___ MATERIAL PROVIDED

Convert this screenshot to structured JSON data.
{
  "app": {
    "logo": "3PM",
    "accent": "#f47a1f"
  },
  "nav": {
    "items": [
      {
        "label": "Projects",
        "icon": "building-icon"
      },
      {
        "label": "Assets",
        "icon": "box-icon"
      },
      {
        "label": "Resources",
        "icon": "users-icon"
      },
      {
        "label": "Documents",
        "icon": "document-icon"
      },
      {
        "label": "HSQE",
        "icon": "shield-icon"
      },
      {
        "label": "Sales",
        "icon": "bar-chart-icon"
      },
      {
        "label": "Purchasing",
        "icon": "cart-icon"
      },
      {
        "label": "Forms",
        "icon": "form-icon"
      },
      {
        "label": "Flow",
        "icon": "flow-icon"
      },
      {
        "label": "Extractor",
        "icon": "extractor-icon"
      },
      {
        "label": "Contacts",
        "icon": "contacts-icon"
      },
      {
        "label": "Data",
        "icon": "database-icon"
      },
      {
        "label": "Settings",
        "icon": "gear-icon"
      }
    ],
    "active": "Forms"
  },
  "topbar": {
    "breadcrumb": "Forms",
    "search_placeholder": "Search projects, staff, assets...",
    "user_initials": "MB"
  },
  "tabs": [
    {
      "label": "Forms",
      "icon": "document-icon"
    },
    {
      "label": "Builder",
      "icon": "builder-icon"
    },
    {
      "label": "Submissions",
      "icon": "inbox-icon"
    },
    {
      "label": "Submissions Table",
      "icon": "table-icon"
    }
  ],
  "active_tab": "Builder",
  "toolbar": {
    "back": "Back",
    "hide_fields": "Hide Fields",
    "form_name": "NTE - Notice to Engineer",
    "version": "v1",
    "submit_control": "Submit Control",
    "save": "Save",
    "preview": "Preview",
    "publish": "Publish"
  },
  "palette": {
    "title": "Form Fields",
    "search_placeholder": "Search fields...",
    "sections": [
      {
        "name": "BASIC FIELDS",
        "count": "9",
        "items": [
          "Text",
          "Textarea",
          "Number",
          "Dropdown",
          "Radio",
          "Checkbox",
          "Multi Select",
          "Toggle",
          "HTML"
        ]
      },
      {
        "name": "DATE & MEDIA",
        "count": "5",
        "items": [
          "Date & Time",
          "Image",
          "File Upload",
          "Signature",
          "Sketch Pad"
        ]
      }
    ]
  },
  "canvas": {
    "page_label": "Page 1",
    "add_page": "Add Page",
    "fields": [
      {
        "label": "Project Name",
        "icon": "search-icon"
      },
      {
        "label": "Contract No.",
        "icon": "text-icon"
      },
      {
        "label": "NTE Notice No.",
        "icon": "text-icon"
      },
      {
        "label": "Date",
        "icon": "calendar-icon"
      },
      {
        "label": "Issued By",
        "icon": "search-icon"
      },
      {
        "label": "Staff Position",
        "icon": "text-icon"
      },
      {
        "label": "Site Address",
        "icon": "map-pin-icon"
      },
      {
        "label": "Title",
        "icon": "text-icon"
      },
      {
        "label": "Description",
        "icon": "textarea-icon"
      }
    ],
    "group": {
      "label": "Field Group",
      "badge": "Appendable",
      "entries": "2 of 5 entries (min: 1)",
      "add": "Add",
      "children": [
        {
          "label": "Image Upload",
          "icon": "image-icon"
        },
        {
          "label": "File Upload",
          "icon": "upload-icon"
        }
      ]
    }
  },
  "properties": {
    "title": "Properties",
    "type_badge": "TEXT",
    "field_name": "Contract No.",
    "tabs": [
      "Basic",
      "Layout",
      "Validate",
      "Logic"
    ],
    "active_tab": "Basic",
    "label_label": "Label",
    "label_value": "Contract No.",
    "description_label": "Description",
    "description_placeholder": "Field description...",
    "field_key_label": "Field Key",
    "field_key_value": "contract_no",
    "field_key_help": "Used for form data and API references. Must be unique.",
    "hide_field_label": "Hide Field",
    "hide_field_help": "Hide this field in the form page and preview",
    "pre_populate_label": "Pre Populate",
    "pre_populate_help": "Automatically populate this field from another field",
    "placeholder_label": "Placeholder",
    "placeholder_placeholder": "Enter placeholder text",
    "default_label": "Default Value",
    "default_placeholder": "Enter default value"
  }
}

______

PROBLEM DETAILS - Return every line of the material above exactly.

RESULT -
Convert this screenshot to structured JSON data.
{
  "app": {
    "logo": "3PM",
    "accent": "#f47a1f"
  },
  "nav": {
    "items": [
      {
        "label": "Projects",
        "icon": "building-icon"
      },
      {
        "label": "Assets",
        "icon": "box-icon"
      },
      {
        "label": "Resources",
        "icon": "users-icon"
      },
      {
        "label": "Documents",
        "icon": "document-icon"
      },
      {
        "label": "HSQE",
        "icon": "shield-icon"
      },
      {
        "label": "Sales",
        "icon": "bar-chart-icon"
      },
      {
        "label": "Purchasing",
        "icon": "cart-icon"
      },
      {
        "label": "Forms",
        "icon": "form-icon"
      },
      {
        "label": "Flow",
        "icon": "flow-icon"
      },
      {
        "label": "Extractor",
        "icon": "extractor-icon"
      },
      {
        "label": "Contacts",
        "icon": "contacts-icon"
      },
      {
        "label": "Data",
        "icon": "database-icon"
      },
      {
        "label": "Settings",
        "icon": "gear-icon"
      }
    ],
    "active": "Forms"
  },
  "topbar": {
    "breadcrumb": "Forms",
    "search_placeholder": "Search projects, staff, assets...",
    "user_initials": "MB"
  },
  "tabs": [
    {
      "label": "Forms",
      "icon": "document-icon"
    },
    {
      "label": "Builder",
      "icon": "builder-icon"
    },
    {
      "label": "Submissions",
      "icon": "inbox-icon"
    },
    {
      "label": "Submissions Table",
      "icon": "table-icon"
    }
  ],
  "active_tab": "Builder",
  "toolbar": {
    "back": "Back",
    "hide_fields": "Hide Fields",
    "form_name": "NTE - Notice to Engineer",
    "version": "v1",
    "submit_control": "Submit Control",
    "save": "Save",
    "preview": "Preview",
    "publish": "Publish"
  },
  "palette": {
    "title": "Form Fields",
    "search_placeholder": "Search fields...",
    "sections": [
      {
        "name": "BASIC FIELDS",
        "count": "9",
        "items": [
          "Text",
          "Textarea",
          "Number",
          "Dropdown",
          "Radio",
          "Checkbox",
          "Multi Select",
          "Toggle",
          "HTML"
        ]
      },
      {
        "name": "DATE & MEDIA",
        "count": "5",
        "items": [
          "Date & Time",
          "Image",
          "File Upload",
          "Signature",
          "Sketch Pad"
        ]
      }
    ]
  },
  "canvas": {
    "page_label": "Page 1",
    "add_page": "Add Page",
    "fields": [
      {
        "label": "Project Name",
        "icon": "search-icon"
      },
      {
        "label": "Contract No.",
        "icon": "text-icon"
      },
      {
        "label": "NTE Notice No.",
        "icon": "text-icon"
      },
      {
        "label": "Date",
        "icon": "calendar-icon"
      },
      {
        "label": "Issued By",
        "icon": "search-icon"
      },
      {
        "label": "Staff Position",
        "icon": "text-icon"
      },
      {
        "label": "Site Address",
        "icon": "map-pin-icon"
      },
      {
        "label": "Title",
        "icon": "text-icon"
      },
      {
        "label": "Description",
        "icon": "textarea-icon"
      }
    ],
    "group": {
      "label": "Field Group",
      "badge": "Appendable",
      "entries": "2 of 5 entries (min: 1)",
      "add": "Add",
      "children": [
        {
          "label": "Image Upload",
          "icon": "image-icon"
        },
        {
          "label": "File Upload",
          "icon": "upload-icon"
        }
      ]
    }
  },
  "properties": {
    "title": "Properties",
    "type_badge": "TEXT",
    "field_name": "Contract No.",
    "tabs": [
      "Basic",
      "Layout",
      "Validate",
      "Logic"
    ],
    "active_tab": "Basic",
    "label_label": "Label",
    "label_value": "Contract No.",
    "description_label": "Description",
    "description_placeholder": "Field description...",
    "field_key_label": "Field Key",
    "field_key_value": "contract_no",
    "field_key_help": "Used for form data and API references. Must be unique.",
    "hide_field_label": "Hide Field",
    "hide_field_help": "Hide this field in the form page and preview",
    "pre_populate_label": "Pre Populate",
    "pre_populate_help": "Automatically populate this field from another field",
    "placeholder_label": "Placeholder",
    "placeholder_placeholder": "Enter placeholder text",
    "default_label": "Default Value",
    "default_placeholder": "Enter default value"
  }
}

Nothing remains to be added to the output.